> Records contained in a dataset
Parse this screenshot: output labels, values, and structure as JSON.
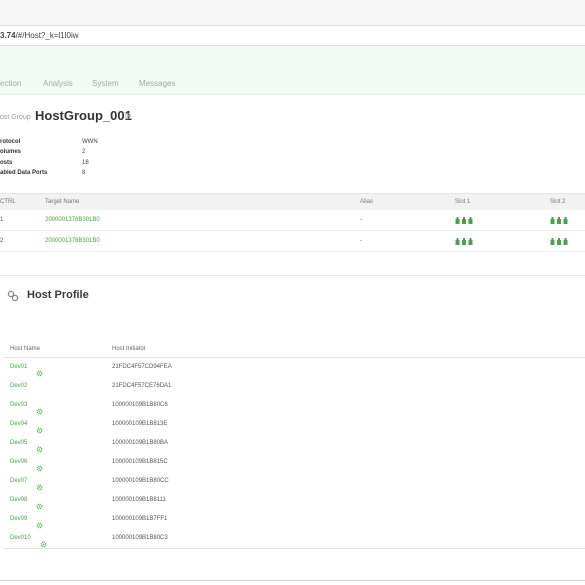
{
  "address_bar": {
    "host": "3.74",
    "path": "/#/Host?_k=l1l0iw"
  },
  "nav": {
    "items": [
      "ection",
      "Analysis",
      "System",
      "Messages"
    ]
  },
  "header": {
    "breadcrumb": "ost Group",
    "title": "HostGroup_001"
  },
  "properties": [
    {
      "key": "rotocol",
      "value": "WWN"
    },
    {
      "key": "olumes",
      "value": "2"
    },
    {
      "key": "osts",
      "value": "18"
    },
    {
      "key": "abled Data Ports",
      "value": "8"
    }
  ],
  "targets": {
    "columns": [
      "CTRL",
      "Target Name",
      "Alias",
      "Slot 1",
      "Slot 2"
    ],
    "rows": [
      {
        "ctrl": "1",
        "target_name": "2000001378B301B0",
        "alias": "-"
      },
      {
        "ctrl": "2",
        "target_name": "2000001378B301B0",
        "alias": "-"
      }
    ]
  },
  "host_profile": {
    "title": "Host Profile",
    "columns": [
      "Host Name",
      "Host Initiator"
    ],
    "rows": [
      {
        "name": "Dev01",
        "initiator": "21FDC4F57CD94FEA"
      },
      {
        "name": "Dev02",
        "initiator": "21FDC4F57CE76DA1"
      },
      {
        "name": "Dev03",
        "initiator": "100000109B1B80C6"
      },
      {
        "name": "Dev04",
        "initiator": "100000109B1B813E"
      },
      {
        "name": "Dev05",
        "initiator": "100000109B1B80BA"
      },
      {
        "name": "Dev06",
        "initiator": "100000109B1B815C"
      },
      {
        "name": "Dev07",
        "initiator": "100000109B1B80CC"
      },
      {
        "name": "Dev08",
        "initiator": "100000109B1B8111"
      },
      {
        "name": "Dev09",
        "initiator": "100000109B1B7FF1"
      },
      {
        "name": "Dev010",
        "initiator": "100000109B1B80C3"
      }
    ]
  },
  "icons": {
    "title_settings": "gear-icon",
    "host_settings": "gear-icon",
    "profile": "link-icon",
    "port": "port-status-icon"
  },
  "colors": {
    "accent": "#4aa34a",
    "nav_band": "#f3faf3"
  }
}
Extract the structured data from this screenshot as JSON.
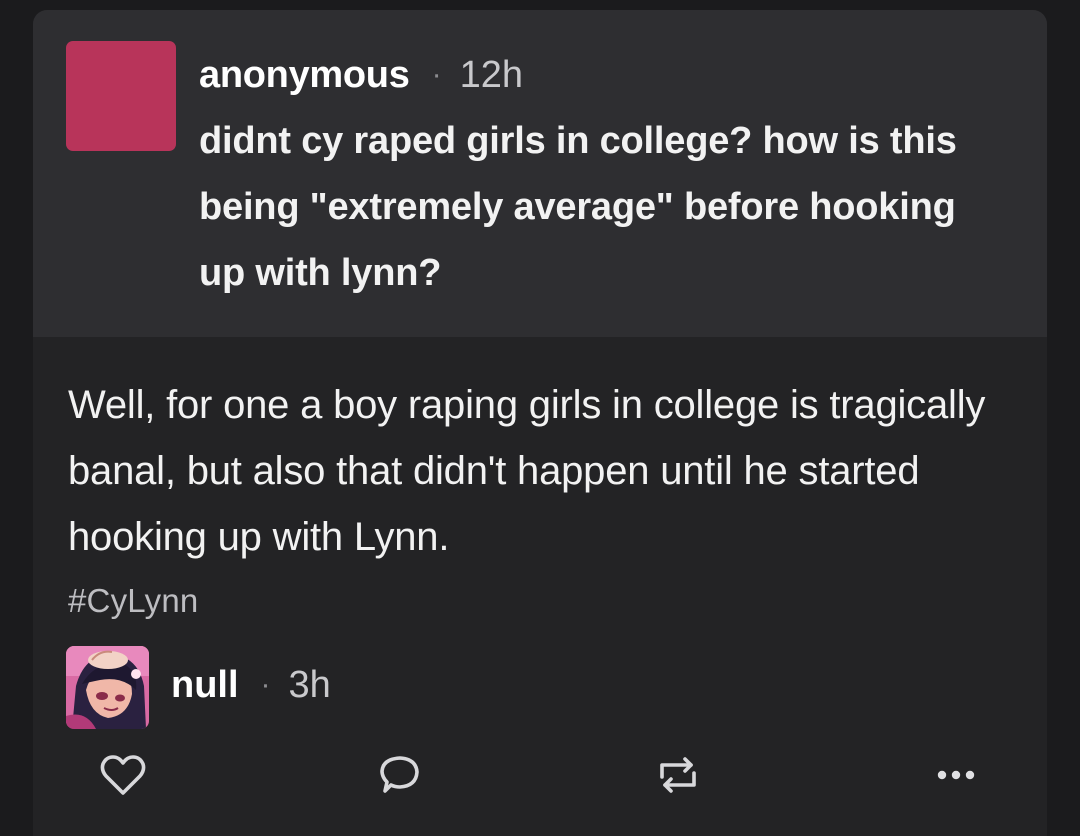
{
  "ask": {
    "asker_name": "anonymous",
    "separator": "·",
    "time": "12h",
    "question": "didnt cy raped girls in college? how is this being \"extremely average\" before hooking up with lynn?"
  },
  "answer": {
    "text": "Well, for one a boy raping girls in college is tragically banal, but also that didn't happen until he started hooking up with Lynn."
  },
  "tags": [
    "#CyLynn"
  ],
  "reblog": {
    "name": "null",
    "separator": "·",
    "time": "3h",
    "avatar_icon": "artwork-avatar"
  },
  "actions": {
    "like_icon": "heart-icon",
    "reply_icon": "comment-icon",
    "reblog_icon": "reblog-icon",
    "more_icon": "more-icon"
  },
  "colors": {
    "background": "#1b1b1d",
    "card": "#232325",
    "ask_panel": "#2e2e31",
    "anon_avatar": "#b8345a"
  }
}
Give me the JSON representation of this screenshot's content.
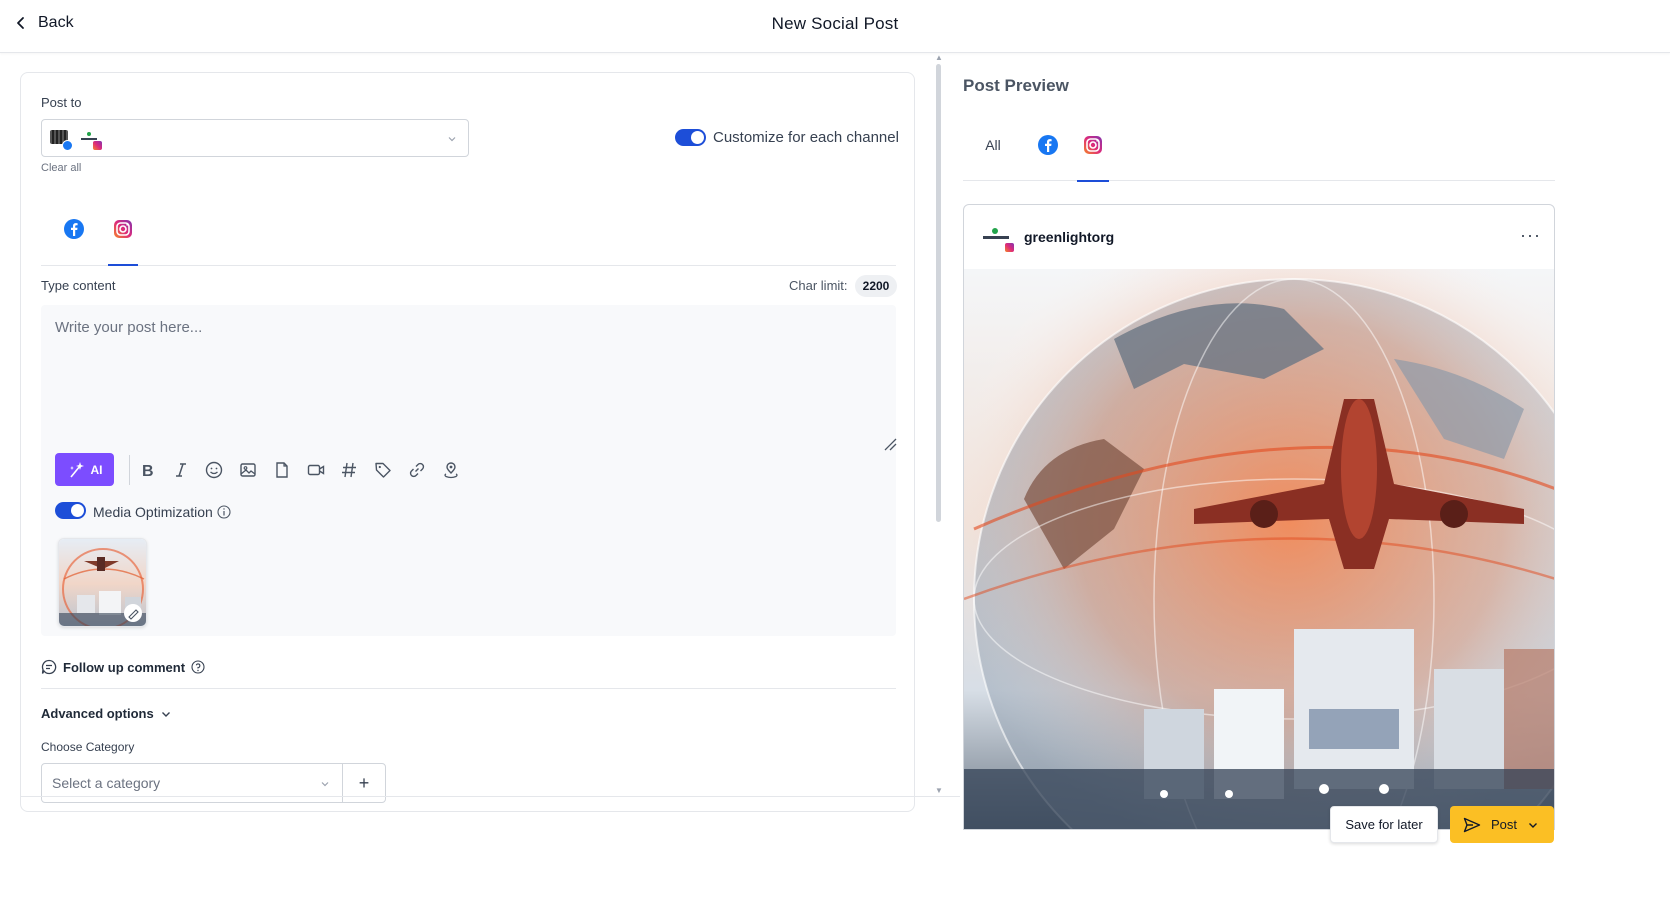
{
  "header": {
    "back_label": "Back",
    "title": "New Social Post"
  },
  "composer": {
    "post_to_label": "Post to",
    "clear_all_label": "Clear all",
    "customize_label": "Customize for each channel",
    "customize_enabled": true,
    "channel_tabs": [
      {
        "icon": "facebook-icon",
        "active": false
      },
      {
        "icon": "instagram-icon",
        "active": true
      }
    ],
    "type_content_label": "Type content",
    "char_limit_label": "Char limit:",
    "char_limit_value": "2200",
    "editor_placeholder": "Write your post here...",
    "ai_button_label": "AI",
    "toolbar_icons": [
      "bold-icon",
      "italic-icon",
      "emoji-icon",
      "image-icon",
      "document-icon",
      "video-icon",
      "hashtag-icon",
      "tag-icon",
      "link-icon",
      "location-icon"
    ],
    "media_optimization_label": "Media Optimization",
    "media_optimization_enabled": true,
    "follow_up_label": "Follow up comment",
    "advanced_options_label": "Advanced options",
    "choose_category_label": "Choose Category",
    "category_placeholder": "Select a category",
    "add_category_label": "+"
  },
  "preview": {
    "title": "Post Preview",
    "tabs": [
      {
        "label": "All",
        "active": false
      },
      {
        "icon": "facebook-icon",
        "active": false
      },
      {
        "icon": "instagram-icon",
        "active": true
      }
    ],
    "account_name": "greenlightorg",
    "more_label": "···"
  },
  "actions": {
    "save_later_label": "Save for later",
    "post_label": "Post"
  },
  "colors": {
    "accent": "#1d4ed8",
    "ai_purple": "#7c4dff",
    "post_yellow": "#fbbf24",
    "facebook_blue": "#1877f2"
  }
}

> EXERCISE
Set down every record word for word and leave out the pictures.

> RESPONSE TO THIS TASK
Parse this screenshot: output labels, values, and structure as JSON.
{
  "address_bar": {
    "host": "3.74",
    "path": "/#/Host?_k=l1l0iw"
  },
  "nav": {
    "items": [
      "ection",
      "Analysis",
      "System",
      "Messages"
    ]
  },
  "header": {
    "breadcrumb": "ost Group",
    "title": "HostGroup_001"
  },
  "properties": [
    {
      "key": "rotocol",
      "value": "WWN"
    },
    {
      "key": "olumes",
      "value": "2"
    },
    {
      "key": "osts",
      "value": "18"
    },
    {
      "key": "abled Data Ports",
      "value": "8"
    }
  ],
  "targets": {
    "columns": [
      "CTRL",
      "Target Name",
      "Alias",
      "Slot 1",
      "Slot 2"
    ],
    "rows": [
      {
        "ctrl": "1",
        "target_name": "2000001378B301B0",
        "alias": "-"
      },
      {
        "ctrl": "2",
        "target_name": "2000001378B301B0",
        "alias": "-"
      }
    ]
  },
  "host_profile": {
    "title": "Host Profile",
    "columns": [
      "Host Name",
      "Host Initiator"
    ],
    "rows": [
      {
        "name": "Dev01",
        "initiator": "21FDC4F57CD94FEA"
      },
      {
        "name": "Dev02",
        "initiator": "21FDC4F57CE76DA1"
      },
      {
        "name": "Dev03",
        "initiator": "100000109B1B80C6"
      },
      {
        "name": "Dev04",
        "initiator": "100000109B1B813E"
      },
      {
        "name": "Dev05",
        "initiator": "100000109B1B80BA"
      },
      {
        "name": "Dev06",
        "initiator": "100000109B1B815C"
      },
      {
        "name": "Dev07",
        "initiator": "100000109B1B80CC"
      },
      {
        "name": "Dev08",
        "initiator": "100000109B1B8111"
      },
      {
        "name": "Dev09",
        "initiator": "100000109B1B7FF1"
      },
      {
        "name": "Dev010",
        "initiator": "100000109B1B80C3"
      }
    ]
  },
  "icons": {
    "title_settings": "gear-icon",
    "host_settings": "gear-icon",
    "profile": "link-icon",
    "port": "port-status-icon"
  },
  "colors": {
    "accent": "#4aa34a",
    "nav_band": "#f3faf3"
  }
}
Extract the structured data from this screenshot as JSON.
{
  "ask": {
    "asker_name": "anonymous",
    "separator": "·",
    "time": "12h",
    "question": "didnt cy raped girls in college? how is this being \"extremely average\" before hooking up with lynn?"
  },
  "answer": {
    "text": "Well, for one a boy raping girls in college is tragically banal, but also that didn't happen until he started hooking up with Lynn."
  },
  "tags": [
    "#CyLynn"
  ],
  "reblog": {
    "name": "null",
    "separator": "·",
    "time": "3h",
    "avatar_icon": "artwork-avatar"
  },
  "actions": {
    "like_icon": "heart-icon",
    "reply_icon": "comment-icon",
    "reblog_icon": "reblog-icon",
    "more_icon": "more-icon"
  },
  "colors": {
    "background": "#1b1b1d",
    "card": "#232325",
    "ask_panel": "#2e2e31",
    "anon_avatar": "#b8345a"
  }
}
Give me the JSON representation of this screenshot's content.
{
  "header": {
    "back_label": "Back",
    "title": "New Social Post"
  },
  "composer": {
    "post_to_label": "Post to",
    "clear_all_label": "Clear all",
    "customize_label": "Customize for each channel",
    "customize_enabled": true,
    "channel_tabs": [
      {
        "icon": "facebook-icon",
        "active": false
      },
      {
        "icon": "instagram-icon",
        "active": true
      }
    ],
    "type_content_label": "Type content",
    "char_limit_label": "Char limit:",
    "char_limit_value": "2200",
    "editor_placeholder": "Write your post here...",
    "ai_button_label": "AI",
    "toolbar_icons": [
      "bold-icon",
      "italic-icon",
      "emoji-icon",
      "image-icon",
      "document-icon",
      "video-icon",
      "hashtag-icon",
      "tag-icon",
      "link-icon",
      "location-icon"
    ],
    "media_optimization_label": "Media Optimization",
    "media_optimization_enabled": true,
    "follow_up_label": "Follow up comment",
    "advanced_options_label": "Advanced options",
    "choose_category_label": "Choose Category",
    "category_placeholder": "Select a category",
    "add_category_label": "+"
  },
  "preview": {
    "title": "Post Preview",
    "tabs": [
      {
        "label": "All",
        "active": false
      },
      {
        "icon": "facebook-icon",
        "active": false
      },
      {
        "icon": "instagram-icon",
        "active": true
      }
    ],
    "account_name": "greenlightorg",
    "more_label": "···"
  },
  "actions": {
    "save_later_label": "Save for later",
    "post_label": "Post"
  },
  "colors": {
    "accent": "#1d4ed8",
    "ai_purple": "#7c4dff",
    "post_yellow": "#fbbf24",
    "facebook_blue": "#1877f2"
  }
}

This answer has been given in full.